Returning to Socrates, though, can we really side with Bloom that the aim of philosophy really is living a life where the goal is to know nothing? Is this psychologically realistic? He himself admits only a very few can pull it off, and one has to wonder: what is the value of this feat, and why should we make it the basis of the world view of our thought elites? Is knowing nothing a stable foundation for anything? Of course not.
Famously, Socrates wrote nothing down. He did not believe in recording conversations that were specific to times and places and people. He was not trying to found a cult at all, although that is what happened. In this, I feel he was like Jesus, who was trying to address problems specific to his time and place (and which I have argued likely had to do at least in part with an ardent desire to avoid the calamity which took place some 20 years after his death. To be clear, I am no historian. I say what I feel, and do not charge even Lucy's 5 cents for my opinions).
Could we not posit that Socrates existed in a time where radical change was happening--where the entirety of Athens was nearly enslaved, and her monuments destroyed--and that he was trying to find what he could hold on to? Could we not posit he was trying to find a firm foundation, failed, but was still looking? Can we not connect his questioning of everything to the disastrous times in which he lived, and perhaps to PTSD and emotional distancing from his own time and people? Can we not say that the role of philosophy is not continual questioning, inherently, but that such questioning has a time and a place, particularly times and places of rapid change, in which seeking understanding, a knowledge of how things are put together, could prove useful in building something different and better? Such would be my contention.
I would assert that the basis of Western culture is thus not questioning everything, but seeking to avoid complacency, of constantly engaging with life on its own merits, of continual curiosity and exploring. It does not consist in the rejection of common sense morality, self defense, and some sense of satisfaction in achieving peace, prosperity, and social justice (in the honest sense of allowing all people to be equal before the law, and in their access to political participation). These are not Western aims, but human aims.

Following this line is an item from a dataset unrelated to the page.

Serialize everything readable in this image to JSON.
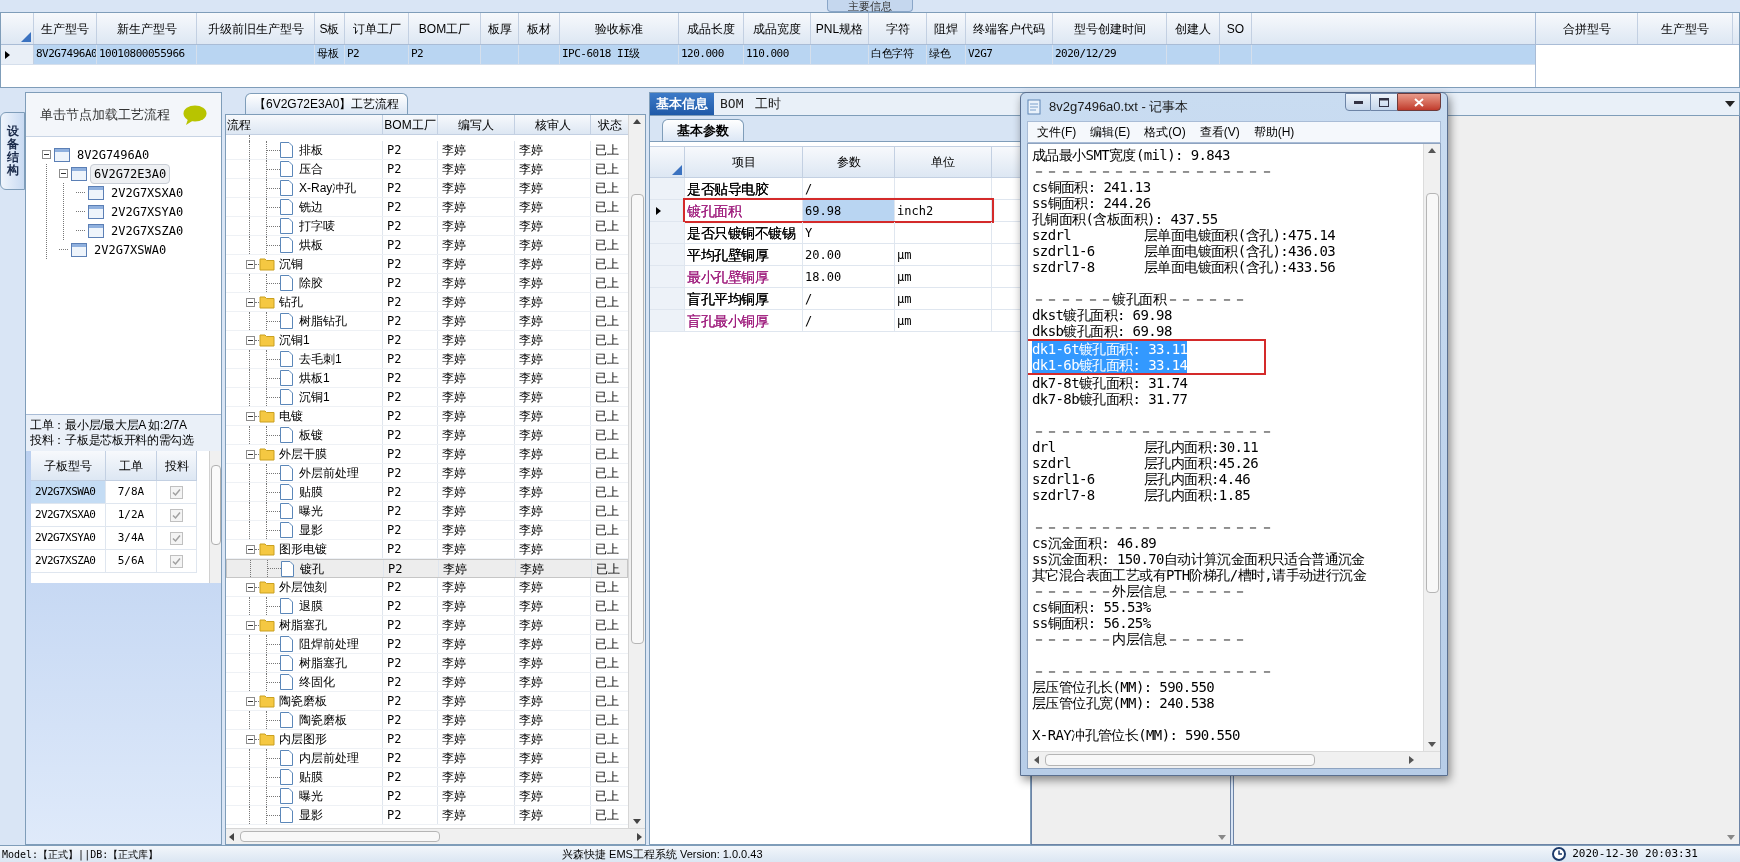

Truth and justice have been the aim of all decent human beings for all time.
Now, it is a contention in the air and water of the philosophy of Buddhism that no honest Buddhist can be a Buddhist--one violated continually due, again (I have perhaps not quite said this yet, but this applies above, of course), to the human need for conformity, and fear of encountering the unknown alone--so I cannot say I am a Buddhist, but I am sympathetic.
Ponder, in this context, this excerpt from the Heart Sutra (Thich Nhat Hanh being au courant) :
this Body itself is EmptinessEmptiness itself is this Body.This Body is not other than Emptinessand Emptiness is not other than this Body.The same is true of Feelings,Perceptions, Mental Formations,and Consciousness.all phenomena bear the mark of Emptiness;their true nature is the nature ofno Birth no Death,no Being no Non-being,no Defilement no Purity,no Increasing no Decreasing.Body, Feelings, Perceptions,Mental Formations and Consciousnessare not separate self entities.